Major banks operating in Estonia made profits in the first half of this year, which were almost as high as those for the whole of 2022. According to entrepreneur Indrek Neivelt, the banking sector should be treated as part of the infrastructure and there is no competition in the sector.
In the view of entrepreneur Indrek Neivelt, competition in the Estonian banking market is not something to be expected, and in most countries, the banking market is an oligopolistic one. "For me, the question is, why the state doesn't regulate it?," he said.
In Neivelt's opinion the competitive situation in the banking market is not much different to that of water or heating companies, which are subject to restrictions from the Competition Authority. "No competition has emerged in 25 years, and it probably won't. We shouldn't count on it."
According to Neivelt, Estonia should treat the banking sector in the same way as Lithuania, which additionally taxes bank's profits and considers banking as part of the infrastructure. "Then the rest of the economy can develop," he said.
Neivelt added, that Lithuania has applied the bank tax very sensibly, and taxing bank profits is more beneficial than having high taxation for other sectors.
"It's embarrassing for us to see VAT added to hotels and media companies and the state gets an additional income of €20 million per year. Under the Lithuanian system, banks would have received six to seven times more. And the banks wouldn't have even realized it," he said.
Over the first six months of the year, Swedbank made a net profit of €214 million, while its total profit in 2022 was €224 million.
LHV's profit for the first half of the year was €68.9 million, compared to €61.4 million by the same time last year.
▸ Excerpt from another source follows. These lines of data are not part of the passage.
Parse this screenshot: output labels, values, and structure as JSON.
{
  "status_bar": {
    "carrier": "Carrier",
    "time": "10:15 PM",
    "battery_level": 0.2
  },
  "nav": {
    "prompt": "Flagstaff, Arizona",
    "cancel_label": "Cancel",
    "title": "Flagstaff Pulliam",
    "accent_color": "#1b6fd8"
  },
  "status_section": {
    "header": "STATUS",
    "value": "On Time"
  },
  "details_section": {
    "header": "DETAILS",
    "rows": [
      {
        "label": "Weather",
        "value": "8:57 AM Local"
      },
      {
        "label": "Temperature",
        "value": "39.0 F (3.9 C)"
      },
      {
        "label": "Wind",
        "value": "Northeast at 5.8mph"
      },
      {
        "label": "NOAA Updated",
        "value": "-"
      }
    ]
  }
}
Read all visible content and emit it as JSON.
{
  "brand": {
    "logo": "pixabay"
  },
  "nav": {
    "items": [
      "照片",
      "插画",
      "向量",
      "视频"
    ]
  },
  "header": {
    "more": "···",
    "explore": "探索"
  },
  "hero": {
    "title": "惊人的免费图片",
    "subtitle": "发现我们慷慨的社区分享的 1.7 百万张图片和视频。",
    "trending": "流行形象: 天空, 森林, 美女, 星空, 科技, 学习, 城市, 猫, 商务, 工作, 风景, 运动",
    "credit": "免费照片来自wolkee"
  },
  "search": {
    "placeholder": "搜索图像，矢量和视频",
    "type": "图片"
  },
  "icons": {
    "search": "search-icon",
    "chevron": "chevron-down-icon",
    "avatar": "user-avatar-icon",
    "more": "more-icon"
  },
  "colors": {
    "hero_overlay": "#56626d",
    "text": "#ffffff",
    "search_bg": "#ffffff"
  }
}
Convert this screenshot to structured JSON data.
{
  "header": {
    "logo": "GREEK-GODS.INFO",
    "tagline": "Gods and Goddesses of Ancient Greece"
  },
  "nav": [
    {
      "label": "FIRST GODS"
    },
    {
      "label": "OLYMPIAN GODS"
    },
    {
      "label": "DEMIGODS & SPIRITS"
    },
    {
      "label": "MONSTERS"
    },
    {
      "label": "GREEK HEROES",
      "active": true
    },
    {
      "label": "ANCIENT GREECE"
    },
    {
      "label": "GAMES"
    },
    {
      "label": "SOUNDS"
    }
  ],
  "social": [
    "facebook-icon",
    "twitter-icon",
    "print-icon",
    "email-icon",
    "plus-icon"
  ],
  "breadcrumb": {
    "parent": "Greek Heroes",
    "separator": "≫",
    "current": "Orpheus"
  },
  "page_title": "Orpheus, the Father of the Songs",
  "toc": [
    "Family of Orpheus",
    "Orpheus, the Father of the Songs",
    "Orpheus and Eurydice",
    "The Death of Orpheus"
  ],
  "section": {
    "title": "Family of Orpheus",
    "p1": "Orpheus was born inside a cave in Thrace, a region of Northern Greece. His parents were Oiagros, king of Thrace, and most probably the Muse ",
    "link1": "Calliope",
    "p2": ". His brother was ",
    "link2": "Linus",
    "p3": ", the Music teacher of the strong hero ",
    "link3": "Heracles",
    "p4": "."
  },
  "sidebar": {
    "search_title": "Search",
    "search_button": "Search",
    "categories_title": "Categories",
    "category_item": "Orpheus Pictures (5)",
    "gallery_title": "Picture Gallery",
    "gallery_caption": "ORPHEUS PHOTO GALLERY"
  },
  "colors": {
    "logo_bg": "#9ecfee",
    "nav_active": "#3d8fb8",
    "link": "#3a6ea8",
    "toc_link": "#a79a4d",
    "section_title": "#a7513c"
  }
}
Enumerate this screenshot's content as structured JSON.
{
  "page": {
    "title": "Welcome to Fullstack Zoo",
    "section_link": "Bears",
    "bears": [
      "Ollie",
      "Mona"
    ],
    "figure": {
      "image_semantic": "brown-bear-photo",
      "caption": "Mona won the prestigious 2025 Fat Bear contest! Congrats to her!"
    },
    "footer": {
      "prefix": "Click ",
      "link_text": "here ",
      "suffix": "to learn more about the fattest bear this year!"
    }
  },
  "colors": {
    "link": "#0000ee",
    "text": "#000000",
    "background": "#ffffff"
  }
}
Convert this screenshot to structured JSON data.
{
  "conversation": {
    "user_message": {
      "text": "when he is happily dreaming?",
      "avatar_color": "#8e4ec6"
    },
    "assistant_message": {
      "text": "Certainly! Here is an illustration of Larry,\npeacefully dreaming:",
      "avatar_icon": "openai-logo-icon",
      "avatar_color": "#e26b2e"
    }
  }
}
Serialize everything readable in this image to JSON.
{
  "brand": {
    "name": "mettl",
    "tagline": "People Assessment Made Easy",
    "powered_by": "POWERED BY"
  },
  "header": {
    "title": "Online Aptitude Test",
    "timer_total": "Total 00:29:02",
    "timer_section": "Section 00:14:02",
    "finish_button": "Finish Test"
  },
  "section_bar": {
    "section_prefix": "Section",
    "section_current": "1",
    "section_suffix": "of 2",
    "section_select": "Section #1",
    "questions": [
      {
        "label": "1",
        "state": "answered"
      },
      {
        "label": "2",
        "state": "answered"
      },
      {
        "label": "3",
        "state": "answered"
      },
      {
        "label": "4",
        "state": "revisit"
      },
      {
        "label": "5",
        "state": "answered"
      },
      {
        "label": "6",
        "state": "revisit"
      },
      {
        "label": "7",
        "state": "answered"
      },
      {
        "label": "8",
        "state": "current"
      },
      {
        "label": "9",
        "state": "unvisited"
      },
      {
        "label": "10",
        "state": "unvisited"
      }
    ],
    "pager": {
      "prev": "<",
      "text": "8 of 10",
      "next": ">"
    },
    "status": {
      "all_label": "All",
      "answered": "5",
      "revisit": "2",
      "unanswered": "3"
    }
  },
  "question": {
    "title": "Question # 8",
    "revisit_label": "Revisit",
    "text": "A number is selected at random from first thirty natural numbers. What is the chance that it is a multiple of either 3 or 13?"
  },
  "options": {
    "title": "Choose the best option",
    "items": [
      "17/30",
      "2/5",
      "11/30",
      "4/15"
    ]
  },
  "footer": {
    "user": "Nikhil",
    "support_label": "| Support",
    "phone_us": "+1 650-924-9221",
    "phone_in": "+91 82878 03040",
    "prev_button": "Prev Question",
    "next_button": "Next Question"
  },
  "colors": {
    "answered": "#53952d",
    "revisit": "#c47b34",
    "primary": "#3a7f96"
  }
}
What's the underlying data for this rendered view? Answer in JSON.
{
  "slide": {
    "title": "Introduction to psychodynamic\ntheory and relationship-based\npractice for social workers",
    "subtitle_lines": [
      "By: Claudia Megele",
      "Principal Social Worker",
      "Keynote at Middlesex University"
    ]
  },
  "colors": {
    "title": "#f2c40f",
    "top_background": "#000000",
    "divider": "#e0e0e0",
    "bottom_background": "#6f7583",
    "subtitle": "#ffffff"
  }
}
SEB's made €113.3 million net profit in the first half of 2023, compared to €116 million throughout the whole of 2022.
Editor: Michael Cole